_What you have to do_:
Lines from the one containing "Output a JSON" through the end of the entries below: set them down exactly, both ends included, with nothing added.

_Available data_:
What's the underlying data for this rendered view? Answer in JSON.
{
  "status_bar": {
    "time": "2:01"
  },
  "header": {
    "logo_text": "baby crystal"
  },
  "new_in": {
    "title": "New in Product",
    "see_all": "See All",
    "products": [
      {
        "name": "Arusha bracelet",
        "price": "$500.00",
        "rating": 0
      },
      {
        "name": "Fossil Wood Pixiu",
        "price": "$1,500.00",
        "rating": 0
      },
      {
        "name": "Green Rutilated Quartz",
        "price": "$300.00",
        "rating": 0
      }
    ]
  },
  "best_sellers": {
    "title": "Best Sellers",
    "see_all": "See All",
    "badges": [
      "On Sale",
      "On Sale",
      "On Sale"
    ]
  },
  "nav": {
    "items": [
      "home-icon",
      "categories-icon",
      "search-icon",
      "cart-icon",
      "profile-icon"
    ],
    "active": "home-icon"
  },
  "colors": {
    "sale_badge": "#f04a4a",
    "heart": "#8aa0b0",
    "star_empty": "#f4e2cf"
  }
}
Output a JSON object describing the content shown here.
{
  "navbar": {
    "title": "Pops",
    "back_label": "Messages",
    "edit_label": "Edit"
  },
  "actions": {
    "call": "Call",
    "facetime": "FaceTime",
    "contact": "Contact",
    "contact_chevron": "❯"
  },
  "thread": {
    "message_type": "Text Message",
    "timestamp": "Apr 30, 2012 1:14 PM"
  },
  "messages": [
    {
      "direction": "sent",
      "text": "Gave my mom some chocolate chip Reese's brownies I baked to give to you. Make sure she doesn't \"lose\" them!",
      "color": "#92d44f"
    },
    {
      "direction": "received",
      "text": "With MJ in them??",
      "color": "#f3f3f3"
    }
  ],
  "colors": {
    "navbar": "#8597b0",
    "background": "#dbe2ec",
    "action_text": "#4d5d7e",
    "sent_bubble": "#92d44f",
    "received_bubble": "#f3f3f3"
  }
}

_Response_:
Output a JSON object describing the content shown here.
{
  "navbar": {
    "title": "Pops",
    "back_label": "Messages",
    "edit_label": "Edit"
  },
  "actions": {
    "call": "Call",
    "facetime": "FaceTime",
    "contact": "Contact",
    "contact_chevron": "❯"
  },
  "thread": {
    "message_type": "Text Message",
    "timestamp": "Apr 30, 2012 1:14 PM"
  },
  "messages": [
    {
      "direction": "sent",
      "text": "Gave my mom some chocolate chip Reese's brownies I baked to give to you. Make sure she doesn't \"lose\" them!",
      "color": "#92d44f"
    },
    {
      "direction": "received",
      "text": "With MJ in them??",
      "color": "#f3f3f3"
    }
  ],
  "colors": {
    "navbar": "#8597b0",
    "background": "#dbe2ec",
    "action_text": "#4d5d7e",
    "sent_bubble": "#92d44f",
    "received_bubble": "#f3f3f3"
  }
}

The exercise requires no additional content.